London Aiming at Putin, Assassination Plot Detailed on Russian TV
February 28, 2012 • 8:40AM

Russia's state-owned First Channel TV, followed by state television Rossiya-1 and other channels, Monday revealed that Ukrainian and Russian security services last month foiled an attempt on the life of Russian Prime Minister Putin. According to testimony of the young men involved in the attack plans, the assassination attempt on Putin was to have been activated immediately after the March 4 Presidential election on Sunday, which Putin is heavily favored to win in the first round.

According to the reports, a January 4 explosion in a house in Odessa, Ukraine led to the discovery of an explosives lab. One person was killed, while others were detained over the weeks that followed, and have given evidence. In an unusual move, Ukrainian security services made two of them available to First Channel to be interviewed.

One arrested participant in the plot, Adam Osmayev, quite recently had been an economics student at the University of Buckingham in the U.K. It was in London, according to his televised interview with First Channel, that he "became interested in explosives." Osmayev had been sought by security forces since 2007 for plotting a bomb attack against Chechen leader Ramzan Kadyrov. According to another participant in the operation, Ilya Pyanzin, the group was flown into Ukraine via the U.A.E. and Turkey, and was headed for Moscow, where they were to undertake attacks on economic facilities, and assassinate Putin. Osmayev told interviewers that his group was experimenting with explosives that could penetrate heavy armor.

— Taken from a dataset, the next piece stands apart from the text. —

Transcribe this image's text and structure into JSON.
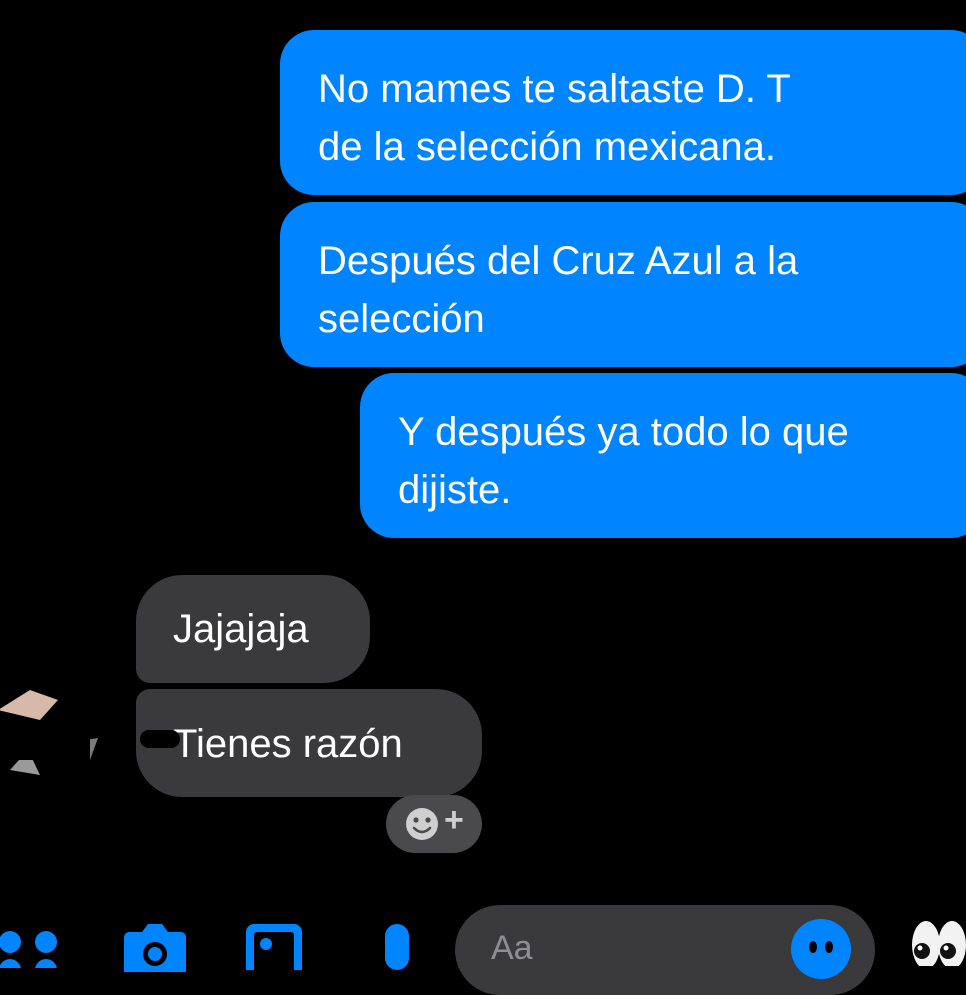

Orchestration of the operation is being attributed to Chechen separatist leader Doku Umarov, a key figure in British-linked schemes for a North Caucasus emirate, to secede from Russia. (See "Russia's North Caucasus Republics: Flashpoint for World War," by Denise Henderson and Rachel Douglas, in EIR of September 10, 1999, for a profile of these operations during the Second Chechen War, in connection with Lyndon LaRouche's "Storm over Asia" video on the British-driven destabilization of Eurasia.)

The TV reports showed the locations along Kutuzovsky Prospect in Moscow, along which official motorcades travel, where explosives had already been stashed for the hit. According to First Channel's report, the scheme was only one of several attempts on Putin's life over recent years. Cited in the broadcast were foiled attempts in Azerbaijan in 2001, Kislovodsk (Stavropol Territory, near the North Caucasus) in 2008, and Novgorod in 2009. The First Channel report summarized, "The terrorist war against Russia, which began in the 1990s, continues, despite some successes of our security services, and the extremists openly name their main targets: Vladimin Putin has been number one for them for a long time."

Naturally the international press and Russia's own liberal media promptly mocked the announcement of the assassination attempt as a pre-election stunt. Even western-funded polling agencies such as the Levada Center are projecting a vote of 60 or even 65% for Putin, to win in the first round of the election on March 4.

But British strategists are shameless in proclaiming Putin's prospective Presidency to be illegitimate. London-based exiled Russian zillionaire Boris Berezovsky made headlines yesterday with an interview in Israeli daily Ha'aretz, where he said that Putin will meet the fate of Muammar Qaddafi through a violent revolution. Chatham House, the Royal Institute of International Affairs, is preparing the Feb. 29 release of a 50-page report on Putin's regime being "corrupted and unreliable," according to their pre-announcement. Some of the British- and U.S. Project Democracy-backed opposition layers are planning mass street actions for immediately after this Sunday's Russian election. As Prof. Igor Panarin drove home in his report to the Schiller Institute conference in Berlin on Feb. 25 (to be published in an upcoming issue of EIR), "London [is] Russia's enemy — its unique historical enemy."